Stephen Malkmus - Face The Truth (Cover Artwork)

Stephen Malkmus

Face The Truth (2005)


I never really liked Pavement. Sure, I'd always feign appreciation for them for fear of losing face in front of my peers (the other music snobs), but the truth is they didn't ever impress me. Their sound just felt too disjointed, their lyrics didn't feel original or earnest or insightful, and I can vaguely remember on my first listen thinking that the singer sounded like an irritating variation of Travis Morrison. Of course, now I know that that singer was Stephen Malkmus…and that by a large part of the indie community, he's seen as a genius. So I briefly thought about how much better Elliott Smith albums were than Smith's first band Heatmiser…and I decided a chance for redemption was in order.

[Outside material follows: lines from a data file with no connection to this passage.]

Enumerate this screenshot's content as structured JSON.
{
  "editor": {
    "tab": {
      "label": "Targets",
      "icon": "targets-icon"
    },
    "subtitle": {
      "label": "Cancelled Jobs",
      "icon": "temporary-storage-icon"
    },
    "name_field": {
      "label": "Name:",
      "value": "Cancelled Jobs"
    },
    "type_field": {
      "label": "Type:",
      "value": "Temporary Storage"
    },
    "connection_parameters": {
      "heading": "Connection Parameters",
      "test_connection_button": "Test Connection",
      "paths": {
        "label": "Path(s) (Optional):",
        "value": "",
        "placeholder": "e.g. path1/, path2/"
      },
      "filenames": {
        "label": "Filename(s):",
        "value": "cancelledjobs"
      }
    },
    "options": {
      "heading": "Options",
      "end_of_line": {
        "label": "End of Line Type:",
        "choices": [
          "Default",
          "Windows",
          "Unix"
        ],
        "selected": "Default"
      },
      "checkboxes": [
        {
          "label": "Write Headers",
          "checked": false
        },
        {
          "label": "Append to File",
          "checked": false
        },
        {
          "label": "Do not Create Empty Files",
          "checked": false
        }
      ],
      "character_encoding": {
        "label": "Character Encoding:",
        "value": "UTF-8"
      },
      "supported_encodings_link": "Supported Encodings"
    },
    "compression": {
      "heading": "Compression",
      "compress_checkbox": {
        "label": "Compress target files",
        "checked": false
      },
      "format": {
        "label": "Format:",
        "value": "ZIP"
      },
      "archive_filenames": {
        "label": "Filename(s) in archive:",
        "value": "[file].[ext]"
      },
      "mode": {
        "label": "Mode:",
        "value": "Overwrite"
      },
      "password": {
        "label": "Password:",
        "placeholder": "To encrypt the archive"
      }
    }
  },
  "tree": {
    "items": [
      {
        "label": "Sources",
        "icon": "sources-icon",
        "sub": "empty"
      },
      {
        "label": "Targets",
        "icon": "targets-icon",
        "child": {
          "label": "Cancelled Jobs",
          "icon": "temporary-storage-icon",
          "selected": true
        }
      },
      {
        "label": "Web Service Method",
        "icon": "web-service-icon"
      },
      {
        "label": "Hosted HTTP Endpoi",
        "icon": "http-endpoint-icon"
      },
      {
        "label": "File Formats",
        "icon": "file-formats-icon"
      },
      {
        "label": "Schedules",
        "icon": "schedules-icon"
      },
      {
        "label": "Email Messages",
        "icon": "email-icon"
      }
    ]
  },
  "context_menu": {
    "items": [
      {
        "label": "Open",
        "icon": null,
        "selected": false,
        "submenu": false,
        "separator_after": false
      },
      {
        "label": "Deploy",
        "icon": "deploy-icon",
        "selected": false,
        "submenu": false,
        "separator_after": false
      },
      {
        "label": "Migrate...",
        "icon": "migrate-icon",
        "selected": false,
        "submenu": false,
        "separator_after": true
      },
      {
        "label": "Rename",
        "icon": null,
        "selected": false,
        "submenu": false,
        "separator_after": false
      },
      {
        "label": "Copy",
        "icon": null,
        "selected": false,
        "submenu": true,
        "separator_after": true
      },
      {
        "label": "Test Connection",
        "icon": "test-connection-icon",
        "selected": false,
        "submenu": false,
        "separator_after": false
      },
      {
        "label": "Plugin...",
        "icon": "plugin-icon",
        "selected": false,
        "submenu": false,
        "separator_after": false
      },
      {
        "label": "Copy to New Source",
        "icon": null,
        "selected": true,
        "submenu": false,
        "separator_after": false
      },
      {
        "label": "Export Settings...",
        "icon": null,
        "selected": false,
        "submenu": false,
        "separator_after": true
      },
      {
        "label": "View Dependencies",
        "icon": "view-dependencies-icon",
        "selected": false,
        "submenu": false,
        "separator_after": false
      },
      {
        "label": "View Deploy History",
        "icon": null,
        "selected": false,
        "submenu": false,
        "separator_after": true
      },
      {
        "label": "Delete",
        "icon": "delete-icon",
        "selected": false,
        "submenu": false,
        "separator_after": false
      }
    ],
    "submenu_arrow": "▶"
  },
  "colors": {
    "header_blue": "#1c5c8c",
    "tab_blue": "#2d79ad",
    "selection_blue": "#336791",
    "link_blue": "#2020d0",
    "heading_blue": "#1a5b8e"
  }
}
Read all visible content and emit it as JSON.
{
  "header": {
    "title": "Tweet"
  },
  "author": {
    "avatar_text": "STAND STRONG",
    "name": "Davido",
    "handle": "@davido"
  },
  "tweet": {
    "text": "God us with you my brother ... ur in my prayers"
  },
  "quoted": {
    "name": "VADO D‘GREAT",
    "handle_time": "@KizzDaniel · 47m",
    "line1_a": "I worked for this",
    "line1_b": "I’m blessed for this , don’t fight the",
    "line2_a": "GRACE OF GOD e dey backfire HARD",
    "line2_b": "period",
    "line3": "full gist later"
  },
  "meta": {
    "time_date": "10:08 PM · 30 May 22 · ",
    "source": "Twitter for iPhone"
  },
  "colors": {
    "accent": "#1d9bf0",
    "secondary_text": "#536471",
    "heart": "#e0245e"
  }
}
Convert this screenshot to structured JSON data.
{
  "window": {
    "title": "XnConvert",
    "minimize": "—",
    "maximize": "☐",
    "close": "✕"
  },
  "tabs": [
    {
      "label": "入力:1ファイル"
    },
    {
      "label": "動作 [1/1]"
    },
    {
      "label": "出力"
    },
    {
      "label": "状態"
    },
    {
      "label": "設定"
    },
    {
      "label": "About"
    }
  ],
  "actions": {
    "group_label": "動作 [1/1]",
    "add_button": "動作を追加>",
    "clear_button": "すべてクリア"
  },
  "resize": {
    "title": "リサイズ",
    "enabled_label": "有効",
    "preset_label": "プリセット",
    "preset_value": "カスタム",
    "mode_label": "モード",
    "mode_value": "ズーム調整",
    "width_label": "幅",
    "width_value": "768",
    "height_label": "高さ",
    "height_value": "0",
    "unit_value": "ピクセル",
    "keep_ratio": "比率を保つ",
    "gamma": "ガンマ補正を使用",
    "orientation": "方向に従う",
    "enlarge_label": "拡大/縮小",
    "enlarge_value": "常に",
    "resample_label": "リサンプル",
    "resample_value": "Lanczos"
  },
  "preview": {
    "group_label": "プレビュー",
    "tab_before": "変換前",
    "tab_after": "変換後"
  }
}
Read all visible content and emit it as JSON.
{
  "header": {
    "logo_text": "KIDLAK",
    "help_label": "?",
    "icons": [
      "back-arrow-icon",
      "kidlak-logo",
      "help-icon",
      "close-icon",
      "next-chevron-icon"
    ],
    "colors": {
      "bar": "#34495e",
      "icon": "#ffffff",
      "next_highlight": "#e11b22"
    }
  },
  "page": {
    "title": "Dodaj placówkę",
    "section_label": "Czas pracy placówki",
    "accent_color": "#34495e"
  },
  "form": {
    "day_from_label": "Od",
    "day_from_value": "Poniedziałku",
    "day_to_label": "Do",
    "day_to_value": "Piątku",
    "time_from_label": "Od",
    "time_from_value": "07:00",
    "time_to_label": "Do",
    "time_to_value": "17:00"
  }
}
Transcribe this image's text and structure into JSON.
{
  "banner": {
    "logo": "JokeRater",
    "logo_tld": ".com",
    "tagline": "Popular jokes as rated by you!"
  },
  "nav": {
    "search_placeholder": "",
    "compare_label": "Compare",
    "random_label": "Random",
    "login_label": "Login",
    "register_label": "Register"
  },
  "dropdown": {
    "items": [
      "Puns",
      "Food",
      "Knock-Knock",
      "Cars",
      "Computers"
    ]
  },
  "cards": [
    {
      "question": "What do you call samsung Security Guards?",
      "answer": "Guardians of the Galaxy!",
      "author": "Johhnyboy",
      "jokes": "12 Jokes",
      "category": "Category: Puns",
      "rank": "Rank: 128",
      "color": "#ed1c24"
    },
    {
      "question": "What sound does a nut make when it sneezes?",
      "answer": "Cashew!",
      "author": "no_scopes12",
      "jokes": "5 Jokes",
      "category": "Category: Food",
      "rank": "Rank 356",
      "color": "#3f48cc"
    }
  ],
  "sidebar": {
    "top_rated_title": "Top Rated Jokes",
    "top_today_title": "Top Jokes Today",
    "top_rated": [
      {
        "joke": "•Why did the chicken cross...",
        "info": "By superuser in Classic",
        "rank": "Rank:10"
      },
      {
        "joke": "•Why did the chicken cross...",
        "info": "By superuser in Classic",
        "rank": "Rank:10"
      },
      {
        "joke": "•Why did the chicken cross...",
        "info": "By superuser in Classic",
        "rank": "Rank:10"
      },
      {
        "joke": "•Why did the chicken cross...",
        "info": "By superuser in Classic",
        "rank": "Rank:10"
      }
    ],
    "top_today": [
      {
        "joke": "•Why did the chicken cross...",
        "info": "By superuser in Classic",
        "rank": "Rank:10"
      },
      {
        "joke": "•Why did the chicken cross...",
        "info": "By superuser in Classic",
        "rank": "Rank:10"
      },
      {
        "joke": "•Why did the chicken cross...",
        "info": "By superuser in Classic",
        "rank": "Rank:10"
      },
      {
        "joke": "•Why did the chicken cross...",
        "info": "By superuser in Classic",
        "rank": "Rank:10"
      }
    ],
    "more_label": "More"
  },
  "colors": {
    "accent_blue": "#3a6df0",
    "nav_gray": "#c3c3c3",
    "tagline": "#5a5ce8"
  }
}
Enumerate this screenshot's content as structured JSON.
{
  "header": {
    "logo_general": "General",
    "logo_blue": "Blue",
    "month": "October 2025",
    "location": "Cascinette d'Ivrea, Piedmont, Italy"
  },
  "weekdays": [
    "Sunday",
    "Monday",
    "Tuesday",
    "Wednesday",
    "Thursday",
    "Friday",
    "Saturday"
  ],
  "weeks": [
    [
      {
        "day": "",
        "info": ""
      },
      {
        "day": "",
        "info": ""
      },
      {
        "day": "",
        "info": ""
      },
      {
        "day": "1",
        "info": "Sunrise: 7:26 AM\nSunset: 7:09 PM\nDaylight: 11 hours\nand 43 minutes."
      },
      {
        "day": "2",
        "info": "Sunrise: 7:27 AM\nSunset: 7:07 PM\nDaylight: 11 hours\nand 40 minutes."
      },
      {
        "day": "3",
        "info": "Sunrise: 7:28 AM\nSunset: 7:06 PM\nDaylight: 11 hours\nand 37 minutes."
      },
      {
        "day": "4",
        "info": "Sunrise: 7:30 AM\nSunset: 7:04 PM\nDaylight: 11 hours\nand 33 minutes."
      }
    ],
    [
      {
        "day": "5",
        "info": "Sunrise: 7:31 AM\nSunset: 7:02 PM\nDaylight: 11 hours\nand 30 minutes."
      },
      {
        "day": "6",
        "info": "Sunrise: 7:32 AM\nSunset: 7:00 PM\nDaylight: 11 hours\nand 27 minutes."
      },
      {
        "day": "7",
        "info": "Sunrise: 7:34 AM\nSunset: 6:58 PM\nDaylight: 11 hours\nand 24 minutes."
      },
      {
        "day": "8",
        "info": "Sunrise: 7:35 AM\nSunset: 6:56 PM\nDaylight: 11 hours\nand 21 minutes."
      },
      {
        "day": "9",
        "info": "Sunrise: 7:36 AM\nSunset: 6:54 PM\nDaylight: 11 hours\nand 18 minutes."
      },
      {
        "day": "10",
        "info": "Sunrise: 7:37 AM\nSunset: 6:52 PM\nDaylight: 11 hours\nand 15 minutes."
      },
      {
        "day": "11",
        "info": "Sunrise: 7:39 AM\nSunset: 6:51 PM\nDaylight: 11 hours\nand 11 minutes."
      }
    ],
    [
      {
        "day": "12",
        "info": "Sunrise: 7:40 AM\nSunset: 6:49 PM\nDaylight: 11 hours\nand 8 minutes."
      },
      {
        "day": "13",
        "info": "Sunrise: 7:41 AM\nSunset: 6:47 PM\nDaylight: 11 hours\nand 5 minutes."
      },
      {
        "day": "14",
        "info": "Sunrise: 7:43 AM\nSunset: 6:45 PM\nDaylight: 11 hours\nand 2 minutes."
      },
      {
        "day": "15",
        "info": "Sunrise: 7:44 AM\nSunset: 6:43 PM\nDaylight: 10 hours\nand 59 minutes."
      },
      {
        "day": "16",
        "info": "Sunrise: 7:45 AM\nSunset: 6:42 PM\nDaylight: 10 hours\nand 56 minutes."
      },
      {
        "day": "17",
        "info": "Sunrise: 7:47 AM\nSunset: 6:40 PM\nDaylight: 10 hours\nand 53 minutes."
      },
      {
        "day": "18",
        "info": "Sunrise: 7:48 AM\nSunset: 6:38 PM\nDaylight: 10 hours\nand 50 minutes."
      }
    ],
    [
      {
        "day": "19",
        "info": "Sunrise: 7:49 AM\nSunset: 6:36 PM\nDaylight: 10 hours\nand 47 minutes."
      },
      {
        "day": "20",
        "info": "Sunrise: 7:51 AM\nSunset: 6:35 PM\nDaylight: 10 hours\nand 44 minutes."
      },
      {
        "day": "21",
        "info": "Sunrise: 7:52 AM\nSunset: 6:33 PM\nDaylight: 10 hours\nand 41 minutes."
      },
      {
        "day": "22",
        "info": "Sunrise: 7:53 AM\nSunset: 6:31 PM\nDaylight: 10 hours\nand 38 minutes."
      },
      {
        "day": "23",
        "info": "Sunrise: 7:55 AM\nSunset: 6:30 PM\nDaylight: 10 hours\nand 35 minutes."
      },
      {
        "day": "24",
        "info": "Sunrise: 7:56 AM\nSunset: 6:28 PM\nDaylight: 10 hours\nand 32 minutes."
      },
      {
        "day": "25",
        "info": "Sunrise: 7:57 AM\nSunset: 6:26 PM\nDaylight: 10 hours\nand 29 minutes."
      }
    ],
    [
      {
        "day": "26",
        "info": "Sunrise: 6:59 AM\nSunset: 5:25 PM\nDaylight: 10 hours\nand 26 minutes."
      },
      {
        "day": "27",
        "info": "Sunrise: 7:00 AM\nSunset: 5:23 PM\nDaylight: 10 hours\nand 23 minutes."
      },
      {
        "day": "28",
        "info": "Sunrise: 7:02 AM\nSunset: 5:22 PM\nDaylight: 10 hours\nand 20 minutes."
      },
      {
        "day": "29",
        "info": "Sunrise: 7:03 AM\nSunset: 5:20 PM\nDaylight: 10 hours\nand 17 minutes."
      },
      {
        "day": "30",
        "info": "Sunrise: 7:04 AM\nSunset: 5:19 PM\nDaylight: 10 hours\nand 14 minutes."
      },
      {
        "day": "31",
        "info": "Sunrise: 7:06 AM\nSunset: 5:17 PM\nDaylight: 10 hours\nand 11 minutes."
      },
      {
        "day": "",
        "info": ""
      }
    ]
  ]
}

Malkmus' third solo album Face The Truth certainly isn't quite on the level of anything Elliott Smith (or really even in the same area of sound), but quality, it certainly is. Apparently, since Pavement disbanded and the time after his other solo releases Malkmus made a very important discovery: the synthesizer. Imagine my surprise when instead of softly plucked guitar chords I was greeted with a bouncy piano synth and a crashing, mechanical drum roll.

But don't pout and moan just yet; Malkmus hasn't converted all the way over to synth-pop. He still manages to throw a number of folk instruments (guitar, sitar, banjo and God knows what else…) into the mix. The diversity with the range of sounds gives us energized, danceable synth / electric guitar-mixed songs like the opener "Pencil Rot" and more deliberate tunes like "It Kills" and "Post-Paint Boy." While many artists before him relied on the traditional instruments on their solo releases, Malkmus' almost excessive use of the synthesizer makes Face The Truth all the more exciting.

Malkmus hasn't matured much lyrically since his Pavement days (surprising considering he's a father now) but this time around his boyish charms shine through. Face The Truth will have you admiring the orchestration just as much as it will have you admiring Malkmus' sometimes asinine delivery and his way with words. It's far from an instant classic (there's a few drag-along tracks in the middle of the disc), but if you've been following Malkmus throughout his career in music, chances are you'll dig Face The Truth too.